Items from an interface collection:
----

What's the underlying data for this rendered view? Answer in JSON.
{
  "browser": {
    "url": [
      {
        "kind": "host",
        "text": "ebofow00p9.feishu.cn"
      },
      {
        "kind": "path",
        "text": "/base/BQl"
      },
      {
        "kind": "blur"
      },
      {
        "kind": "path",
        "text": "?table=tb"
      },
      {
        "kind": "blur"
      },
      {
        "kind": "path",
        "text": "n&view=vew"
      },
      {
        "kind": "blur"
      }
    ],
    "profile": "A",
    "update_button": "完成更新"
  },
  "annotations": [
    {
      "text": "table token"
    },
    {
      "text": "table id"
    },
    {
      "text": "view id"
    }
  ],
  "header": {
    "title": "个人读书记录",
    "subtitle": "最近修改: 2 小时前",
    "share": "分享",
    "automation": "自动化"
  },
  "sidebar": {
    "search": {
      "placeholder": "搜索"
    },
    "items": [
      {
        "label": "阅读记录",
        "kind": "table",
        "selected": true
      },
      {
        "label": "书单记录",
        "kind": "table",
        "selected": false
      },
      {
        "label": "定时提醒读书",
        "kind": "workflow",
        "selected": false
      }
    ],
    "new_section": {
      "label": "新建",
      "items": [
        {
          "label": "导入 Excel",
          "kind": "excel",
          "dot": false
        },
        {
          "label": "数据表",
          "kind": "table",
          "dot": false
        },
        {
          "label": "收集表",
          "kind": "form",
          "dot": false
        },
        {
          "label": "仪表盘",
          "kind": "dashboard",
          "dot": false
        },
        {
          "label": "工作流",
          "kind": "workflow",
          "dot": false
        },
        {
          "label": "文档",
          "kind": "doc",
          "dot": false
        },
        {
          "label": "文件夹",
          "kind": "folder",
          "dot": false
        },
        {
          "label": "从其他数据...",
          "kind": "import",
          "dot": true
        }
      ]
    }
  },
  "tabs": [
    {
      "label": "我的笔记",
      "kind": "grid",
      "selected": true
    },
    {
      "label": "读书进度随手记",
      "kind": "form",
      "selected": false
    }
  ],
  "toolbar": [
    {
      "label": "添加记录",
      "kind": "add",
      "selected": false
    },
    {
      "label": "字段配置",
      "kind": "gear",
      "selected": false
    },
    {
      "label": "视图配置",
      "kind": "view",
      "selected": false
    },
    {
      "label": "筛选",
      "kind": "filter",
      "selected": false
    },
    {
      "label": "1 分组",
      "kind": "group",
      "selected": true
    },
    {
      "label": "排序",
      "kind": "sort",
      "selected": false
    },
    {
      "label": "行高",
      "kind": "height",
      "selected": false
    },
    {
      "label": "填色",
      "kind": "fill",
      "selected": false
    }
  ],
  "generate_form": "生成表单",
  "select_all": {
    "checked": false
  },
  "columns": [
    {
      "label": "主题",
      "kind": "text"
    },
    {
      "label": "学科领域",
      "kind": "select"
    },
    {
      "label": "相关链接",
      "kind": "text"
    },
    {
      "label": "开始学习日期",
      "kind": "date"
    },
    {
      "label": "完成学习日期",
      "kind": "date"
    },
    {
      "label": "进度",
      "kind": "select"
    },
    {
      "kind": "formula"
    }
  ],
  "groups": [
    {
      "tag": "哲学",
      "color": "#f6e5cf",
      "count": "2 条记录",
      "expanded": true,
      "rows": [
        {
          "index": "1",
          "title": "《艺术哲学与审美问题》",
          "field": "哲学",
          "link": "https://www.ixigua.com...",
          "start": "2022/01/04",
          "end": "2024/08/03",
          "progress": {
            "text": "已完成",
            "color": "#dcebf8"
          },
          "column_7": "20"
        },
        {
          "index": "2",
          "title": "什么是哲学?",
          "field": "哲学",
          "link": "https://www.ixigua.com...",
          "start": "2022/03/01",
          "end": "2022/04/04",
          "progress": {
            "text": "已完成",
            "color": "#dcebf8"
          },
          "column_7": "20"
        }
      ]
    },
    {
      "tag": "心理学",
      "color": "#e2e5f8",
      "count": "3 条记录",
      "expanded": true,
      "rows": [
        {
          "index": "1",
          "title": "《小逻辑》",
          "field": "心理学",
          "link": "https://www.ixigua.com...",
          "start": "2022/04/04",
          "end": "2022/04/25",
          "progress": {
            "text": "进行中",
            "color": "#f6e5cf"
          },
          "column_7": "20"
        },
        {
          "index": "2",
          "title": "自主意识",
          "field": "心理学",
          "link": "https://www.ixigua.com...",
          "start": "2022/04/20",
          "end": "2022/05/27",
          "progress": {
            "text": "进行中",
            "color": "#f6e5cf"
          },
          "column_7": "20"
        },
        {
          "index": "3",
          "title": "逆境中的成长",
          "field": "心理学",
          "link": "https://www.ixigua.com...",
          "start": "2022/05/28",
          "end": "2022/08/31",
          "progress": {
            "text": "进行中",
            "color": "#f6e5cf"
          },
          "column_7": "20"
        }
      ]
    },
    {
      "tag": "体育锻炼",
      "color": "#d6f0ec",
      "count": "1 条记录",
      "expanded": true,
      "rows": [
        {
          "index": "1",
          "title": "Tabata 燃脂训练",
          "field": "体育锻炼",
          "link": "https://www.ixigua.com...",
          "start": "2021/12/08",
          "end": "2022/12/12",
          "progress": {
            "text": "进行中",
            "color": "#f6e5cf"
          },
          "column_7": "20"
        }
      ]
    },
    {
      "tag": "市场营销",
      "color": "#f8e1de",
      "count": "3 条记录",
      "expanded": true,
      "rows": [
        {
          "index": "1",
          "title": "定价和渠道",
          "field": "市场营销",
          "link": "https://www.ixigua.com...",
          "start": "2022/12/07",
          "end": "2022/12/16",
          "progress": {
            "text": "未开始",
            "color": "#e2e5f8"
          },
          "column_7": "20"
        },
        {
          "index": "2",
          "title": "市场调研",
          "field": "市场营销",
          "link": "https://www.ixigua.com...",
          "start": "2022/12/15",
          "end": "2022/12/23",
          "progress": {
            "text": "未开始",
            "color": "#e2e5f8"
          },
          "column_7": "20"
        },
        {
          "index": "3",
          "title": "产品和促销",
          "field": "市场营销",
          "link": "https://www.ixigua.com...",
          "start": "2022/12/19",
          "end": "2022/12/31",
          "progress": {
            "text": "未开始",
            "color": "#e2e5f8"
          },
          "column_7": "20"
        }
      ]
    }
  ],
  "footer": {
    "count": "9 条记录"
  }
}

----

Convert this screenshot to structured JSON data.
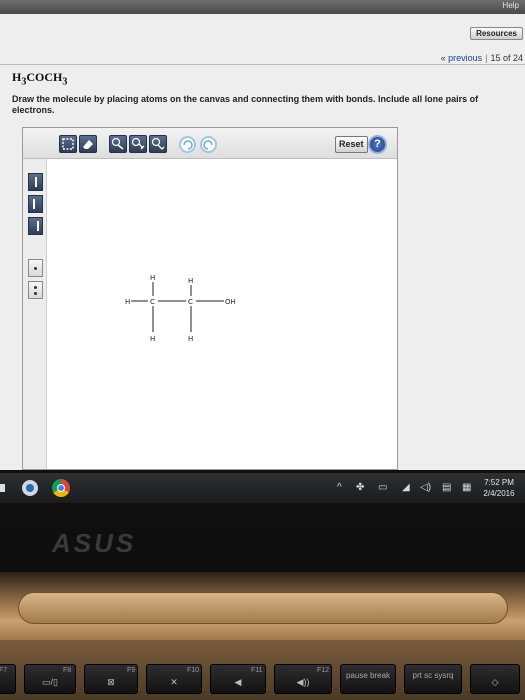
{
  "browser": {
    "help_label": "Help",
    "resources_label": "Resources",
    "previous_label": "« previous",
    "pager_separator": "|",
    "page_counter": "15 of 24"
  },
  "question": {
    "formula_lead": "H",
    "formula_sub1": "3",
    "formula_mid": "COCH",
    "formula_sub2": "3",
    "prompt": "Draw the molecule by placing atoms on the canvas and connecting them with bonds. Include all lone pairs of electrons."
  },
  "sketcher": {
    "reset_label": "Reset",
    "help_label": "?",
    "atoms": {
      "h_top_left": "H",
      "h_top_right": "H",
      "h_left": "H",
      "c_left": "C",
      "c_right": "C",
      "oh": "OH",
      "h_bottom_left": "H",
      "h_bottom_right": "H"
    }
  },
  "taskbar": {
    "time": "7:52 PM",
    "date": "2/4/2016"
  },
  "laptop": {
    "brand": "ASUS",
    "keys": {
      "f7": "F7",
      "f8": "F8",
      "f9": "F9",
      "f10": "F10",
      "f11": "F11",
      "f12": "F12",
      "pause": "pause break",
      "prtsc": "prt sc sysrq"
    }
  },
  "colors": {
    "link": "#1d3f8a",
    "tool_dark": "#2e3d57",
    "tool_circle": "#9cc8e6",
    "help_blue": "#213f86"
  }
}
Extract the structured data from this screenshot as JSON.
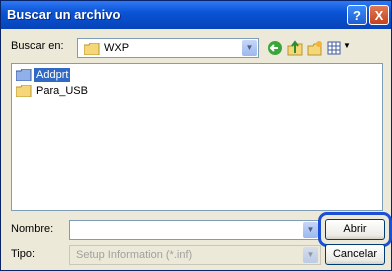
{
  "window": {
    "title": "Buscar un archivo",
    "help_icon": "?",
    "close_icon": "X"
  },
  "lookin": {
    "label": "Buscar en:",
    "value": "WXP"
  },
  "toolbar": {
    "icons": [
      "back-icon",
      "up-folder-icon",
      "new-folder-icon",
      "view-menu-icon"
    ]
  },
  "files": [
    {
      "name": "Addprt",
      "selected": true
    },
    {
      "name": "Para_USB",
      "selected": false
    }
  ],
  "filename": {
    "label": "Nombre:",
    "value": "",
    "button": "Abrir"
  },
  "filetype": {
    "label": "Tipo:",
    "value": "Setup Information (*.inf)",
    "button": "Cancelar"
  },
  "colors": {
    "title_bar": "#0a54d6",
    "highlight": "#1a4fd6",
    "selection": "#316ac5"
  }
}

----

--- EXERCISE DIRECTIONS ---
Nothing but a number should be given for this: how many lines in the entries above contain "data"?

--- REPLY TO THE TASK ---
3